By creating a university environment with interaction between people of different ages and areas of expertise, the cultivation of global leaders will enjoy a synergistic effect of 2 or 3 times. In the future, we will continue to enhance programs for adult students both in Japan and overseas.

Transmitting Waseda's appeal to the world and to the future

――What is the Waseda spirit which you hope to realize in 2032, the 150th anniversary of our university's founding?

The "Waseda spirit" is described as "anti-elitist philosophy, overcoming adversity, and enterprise." It is also described as "freedom, independence, and diversity." This tradition has been passed down since our founding. The foundation of this tradition is an altruistic spirit of actively working for the good of society. In turn, this spirit is based on the doctrine of "creating model citizens." The "Waseda spirit" is cultivated in an atmosphere of friendly competition between diverse students who possess rich individuality and an enterprising spirit.

Furthermore, "Waseda culture" consists of our doctrine, history, tradition and school ethos, as well as the collective of students who have studied at our university over the past 130 years. Waseda culture also refers to the spiritual value born from such tradition. This accumulation of history has fostered a Waseda culture which permeates the campus environment, cultural resources held by our libraries and museums, cultural events and student club activities.

Students who inherited this "Waseda spirit" and "Waseda culture" have graduated and performed in their own regions and fields, thus building trust towards Waseda. I hope to inherit this tradition and to further foster a sense of pride in Waseda.

――Would you please give a message to everyone affiliated with Waseda University?

Universities are a social presence. We exist through deepening partnerships with faculty, staff, students, corporations, government agencies, the community, alumni and parents. In order to realize our vision, in addition to forming strategic partnerships through education and research, we look forward to a broad range of aid such as wisdom and spiritual/material support from the perspective of developing our university together with stakeholders.

――Please express your enthusiasm towards the 150th anniversary of Waseda's founding.

Currently, the role of universities has changed greatly and society has a more critical view of universities. The Ministry of Education, Culture, Sports, Science and Technology has formulated a university reform plan which discusses the importance of cultivating professionals. Universities have also received a variety of recommendations from economic circles. In my opinion, the great amount of criticism directed at universities nowadays shows that there are now greater expectations for universities throughout all of society.

"Waseda Vision 150" recommends a direction for the university reforms which Waseda has performed, as well as for future progress. Our university's mid- to long-term vision is to cultivate global leaders who will contribute to global society 20 to 30 years in the future. This vision will undoubtedly spark debate regarding the kinds of reforms needed today at Japanese universities. Also, in addition to increasing the brand power of Waseda, I expect our vision to raise the standing of all Japanese universities within international competition between universities. This is Waseda's goal as a leading university of Asia.

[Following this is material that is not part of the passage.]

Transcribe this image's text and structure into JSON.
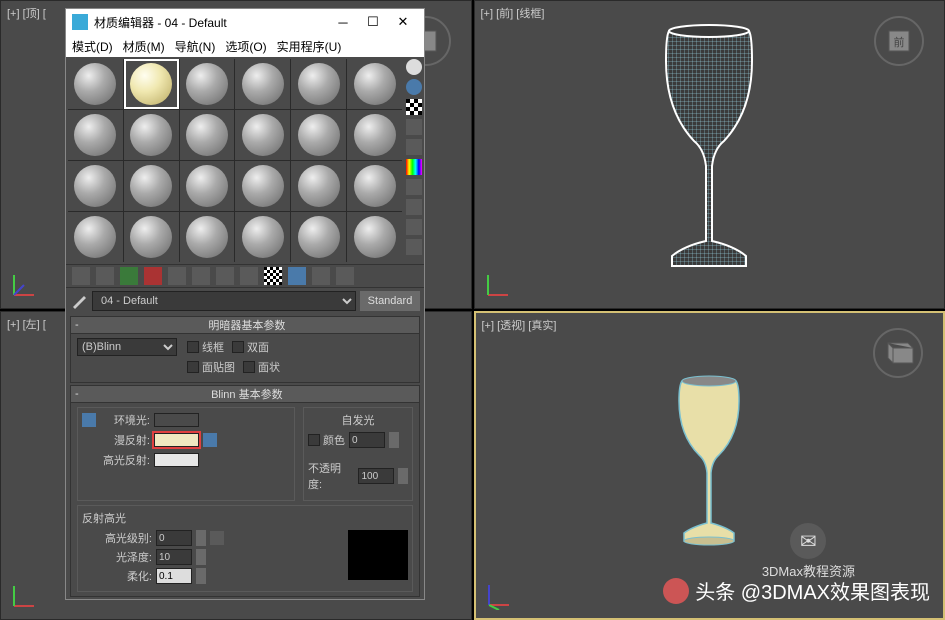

*Quarter-term system: A system which divides the academic year into 4 terms, enabling credits to be acquired through intensive study. Many overseas universities use a quarter-term system.
*Tutorial English: A small group lesson consisting of 1 tutor and 4 students. The lesson aims to increase students' English "speaking" and "listening" ability.
*Professionals Workshop: A project conducted through a university-corporate partnership. Students work together with professionals (corporate employees) in order to solve corporate issues and propose a solution to corporate management.
*Non-Degree Program: An educational curriculum focusing on the acquirement of specialized knowledge without obtaining a degree.